Many public health procedures have been put in place nationally and at the State and local level in the past few weeks. For example, all people traveling from the affected countries in West Africa are flying into 5 US airports where they are being screened and evaluated for Ebola exposure. This information is relayed to the health departments in the states of destination.
Here in Iowa, the Iowa Department of Public Health is notifying local health departments when there is an asymptomatic person in their community who has just returned from West Africa. These people will be monitored by public health twice a day for 21 days in an effort to discover the development of symptoms early. Remember, people are not infectious unless they are sick and people are not as infectious in the early days of symptoms. The movement restrictions for people being monitored will vary depending on their risk for developing the infection, but for most people, their movements will not be limited.
The latest efforts will hopefully reduce the chance that a patient will just "pop in" at a clinic or emergency room because they will have instructions to contact public health if symptoms develop.
There are also efforts ongoing to identify hospitals with the training necessary to screen, hold, and treat suspected and actual Ebola patients.
WHAT IS BEING DONE IN WOODBURY COUNTY IN RESPONSE TO THE THREAT OF EBOLA?
A LOT. Individuals from many organizations including emergency management, public safety, hospitals, doctors offices, and public health have been very busy planning for the possibility that someone with Ebola could be discovered in our community. Many collaborative meetings have taken place in order to share ideas and the latest information, ask important questions, access resources, and align plans to be as consistent as possible in the community.
The focus of the planning involves early recognition of a potentially infected individual, limiting the number of people to have contact with that individual once he/she is identified, getting a proper diagnosis, and protecting those healthcare workers that must come in contact with an infected person.
HOW DOES SOMEONE BECOME INFECTED WITH EBOLA?
Ebola is spread through direct contact with the body fluids of a person who is already infected. The common body fluids that a person could be exposed to include urine, saliva, sweat, feces, vomit, breast milk, and semen. You cannot get Ebola unless you have had direct contact with the body fluids of a symptomatic person.
WHAT ARE THE SYMPTOMS OF EBOLA?

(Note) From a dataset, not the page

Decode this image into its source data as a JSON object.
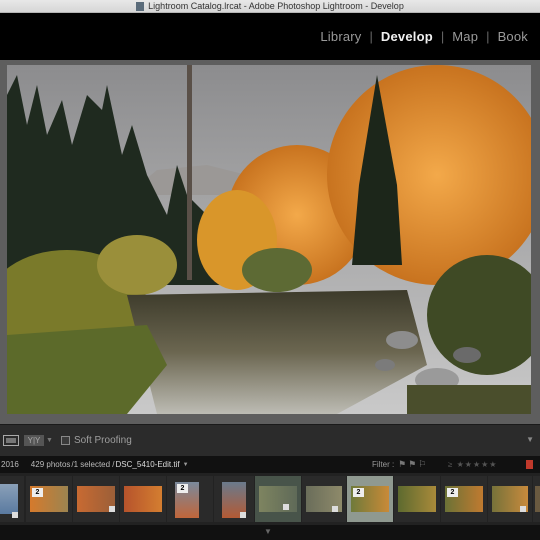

Symptoms include fever (greater than 101.5˚F), severe headaches, muscle pain, diarrhea, vomiting, abdominal pain, and unexplained bleeding or bruising.
Symptoms may appear between 2 and 21 days after exposure, but the average is 8-10 days.
It’s important to note that these symptoms are non-specific and are common symptoms of other illnesses. Combining these symptoms with travel to certain countries in West Africa and/or contact with a person known to have Ebola is important in getting a proper diagnosis.
WHAT ARE THE COUNTRIES OF CONCERN IN AFRICA?
Ebola continues to spread in Guinea, Sierra Leone, and Liberia in the far western edge of Africa. There have been cases in Mali lately and travelers coming from Mali are now being screened at one of 5 international airports in the United States. Cases in Nigeria, Senegal, and Spain have not spread Ebola and the outbreak in The Congo is also completely contained at this time.
iHeartMedia in conjunction with Siouxland CARES has released the 13th Anniversary Issue of the Parent's Survival Guide. It contains a lot of great information such as tips and resources for parents and information on preventing bullyings and youth development programs that are offered in our area. It is a great read from cover to cover.